= Page and application data records =
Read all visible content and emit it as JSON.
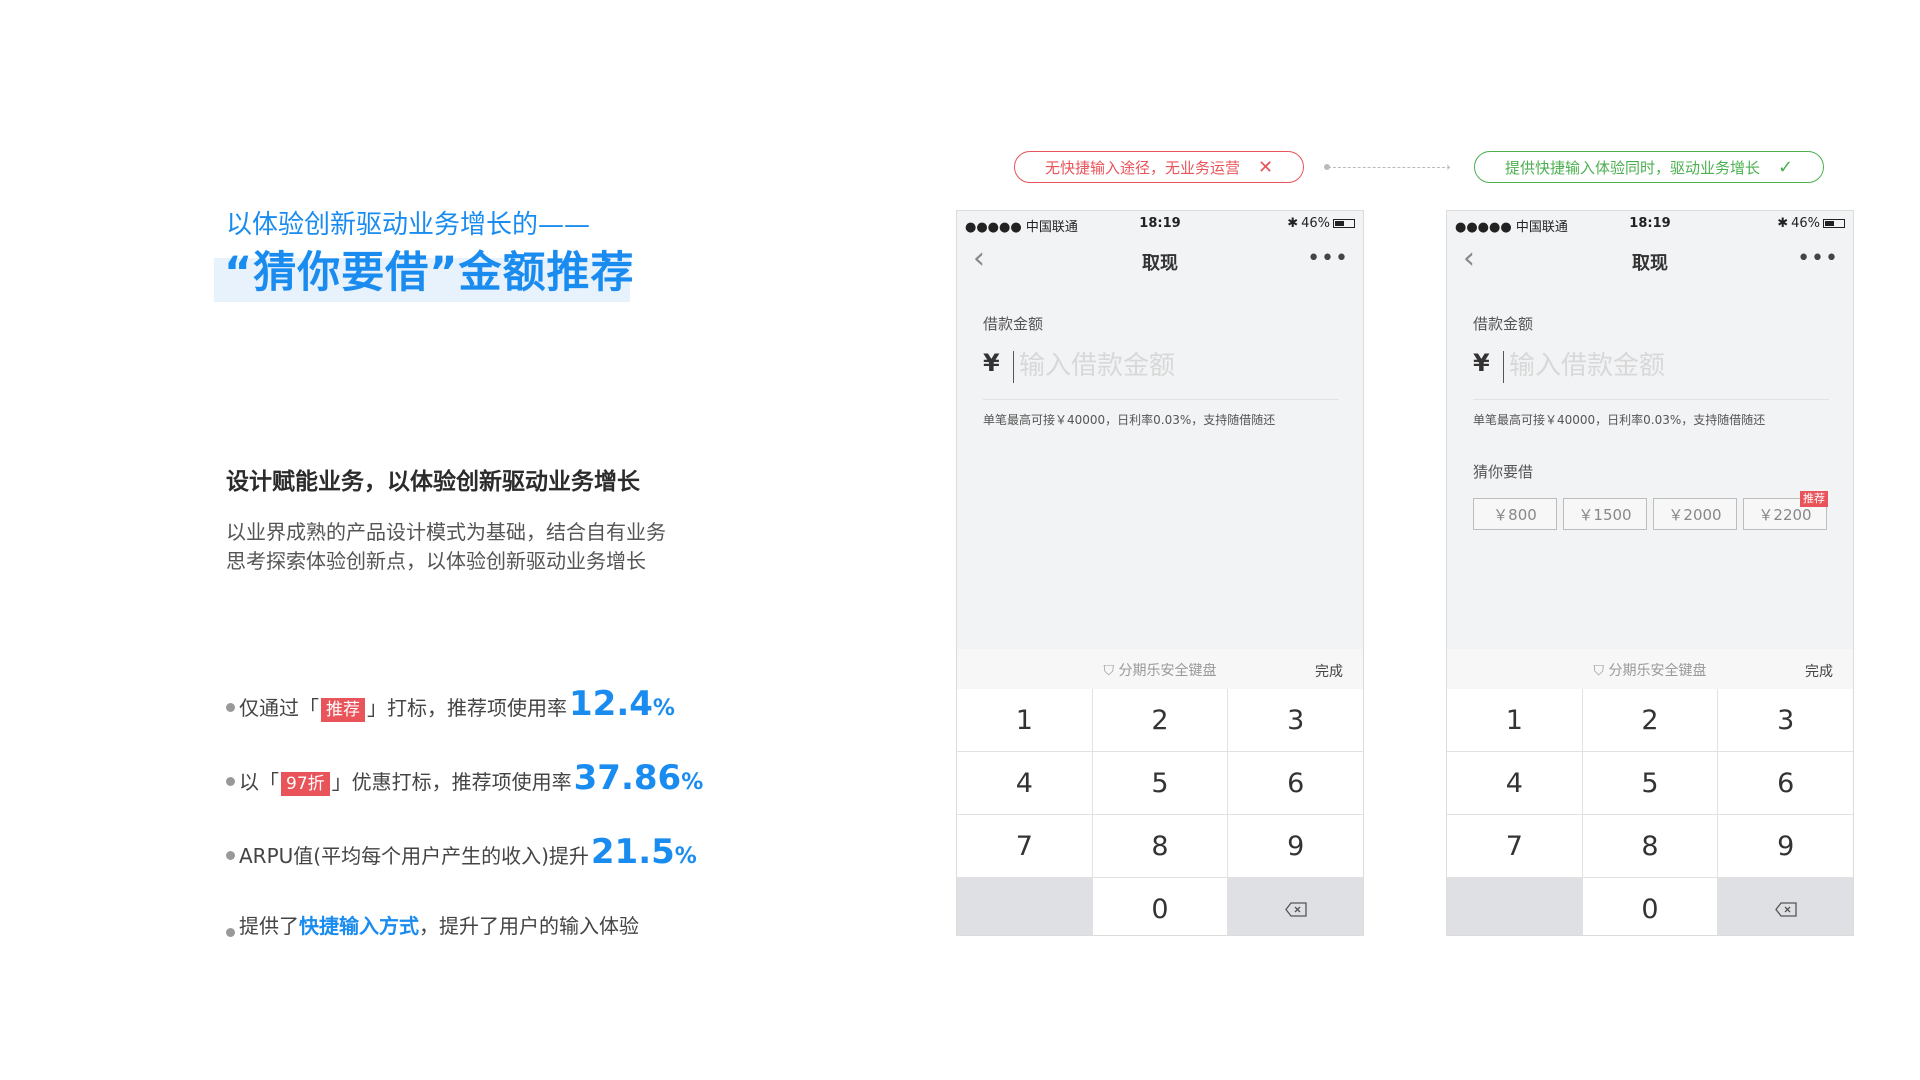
{
  "header": {
    "subtitle": "以体验创新驱动业务增长的——",
    "title": "“猜你要借”金额推荐"
  },
  "section": {
    "title": "设计赋能业务，以体验创新驱动业务增长",
    "desc_lines": [
      "以业界成熟的产品设计模式为基础，结合自有业务",
      "思考探索体验创新点，以体验创新驱动业务增长"
    ]
  },
  "bullets": [
    {
      "prefix": "仅通过「",
      "tag": "推荐",
      "suffix": "」打标，推荐项使用率",
      "value": "12.4",
      "unit": "%"
    },
    {
      "prefix": "以「",
      "tag": "97折",
      "suffix": "」优惠打标，推荐项使用率",
      "value": "37.86",
      "unit": "%"
    },
    {
      "prefix": "ARPU值(平均每个用户产生的收入)提升",
      "value": "21.5",
      "unit": "%"
    },
    {
      "prefix": "提供了",
      "highlight": "快捷输入方式",
      "suffix": "，提升了用户的输入体验"
    }
  ],
  "compare": {
    "bad_label": "无快捷输入途径，无业务运营",
    "bad_mark": "✕",
    "good_label": "提供快捷输入体验同时，驱动业务增长",
    "good_mark": "✓"
  },
  "phone": {
    "carrier": "●●●●● 中国联通",
    "time": "18:19",
    "battery": "46%",
    "nav_title": "取现",
    "back": "‹",
    "more": "•••",
    "amount_label": "借款金额",
    "currency": "¥",
    "amount_placeholder": "输入借款金额",
    "hint": "单笔最高可接￥40000，日利率0.03%，支持随借随还",
    "guess_label": "猜你要借",
    "chips": [
      "￥800",
      "￥1500",
      "￥2000",
      "￥2200"
    ],
    "chip_badge": "推荐",
    "keyboard_secure": "分期乐安全键盘",
    "keyboard_done": "完成",
    "keys": [
      "1",
      "2",
      "3",
      "4",
      "5",
      "6",
      "7",
      "8",
      "9",
      "",
      "0",
      ""
    ]
  },
  "colors": {
    "accent": "#1a8cf0",
    "tag_red": "#e9545a",
    "good_green": "#4caf50"
  }
}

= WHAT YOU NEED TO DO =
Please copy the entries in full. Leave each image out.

= FINISHED TASK =
Read all visible content and emit it as JSON.
{
  "header": {
    "subtitle": "以体验创新驱动业务增长的——",
    "title": "“猜你要借”金额推荐"
  },
  "section": {
    "title": "设计赋能业务，以体验创新驱动业务增长",
    "desc_lines": [
      "以业界成熟的产品设计模式为基础，结合自有业务",
      "思考探索体验创新点，以体验创新驱动业务增长"
    ]
  },
  "bullets": [
    {
      "prefix": "仅通过「",
      "tag": "推荐",
      "suffix": "」打标，推荐项使用率",
      "value": "12.4",
      "unit": "%"
    },
    {
      "prefix": "以「",
      "tag": "97折",
      "suffix": "」优惠打标，推荐项使用率",
      "value": "37.86",
      "unit": "%"
    },
    {
      "prefix": "ARPU值(平均每个用户产生的收入)提升",
      "value": "21.5",
      "unit": "%"
    },
    {
      "prefix": "提供了",
      "highlight": "快捷输入方式",
      "suffix": "，提升了用户的输入体验"
    }
  ],
  "compare": {
    "bad_label": "无快捷输入途径，无业务运营",
    "bad_mark": "✕",
    "good_label": "提供快捷输入体验同时，驱动业务增长",
    "good_mark": "✓"
  },
  "phone": {
    "carrier": "●●●●● 中国联通",
    "time": "18:19",
    "battery": "46%",
    "nav_title": "取现",
    "back": "‹",
    "more": "•••",
    "amount_label": "借款金额",
    "currency": "¥",
    "amount_placeholder": "输入借款金额",
    "hint": "单笔最高可接￥40000，日利率0.03%，支持随借随还",
    "guess_label": "猜你要借",
    "chips": [
      "￥800",
      "￥1500",
      "￥2000",
      "￥2200"
    ],
    "chip_badge": "推荐",
    "keyboard_secure": "分期乐安全键盘",
    "keyboard_done": "完成",
    "keys": [
      "1",
      "2",
      "3",
      "4",
      "5",
      "6",
      "7",
      "8",
      "9",
      "",
      "0",
      ""
    ]
  },
  "colors": {
    "accent": "#1a8cf0",
    "tag_red": "#e9545a",
    "good_green": "#4caf50"
  }
}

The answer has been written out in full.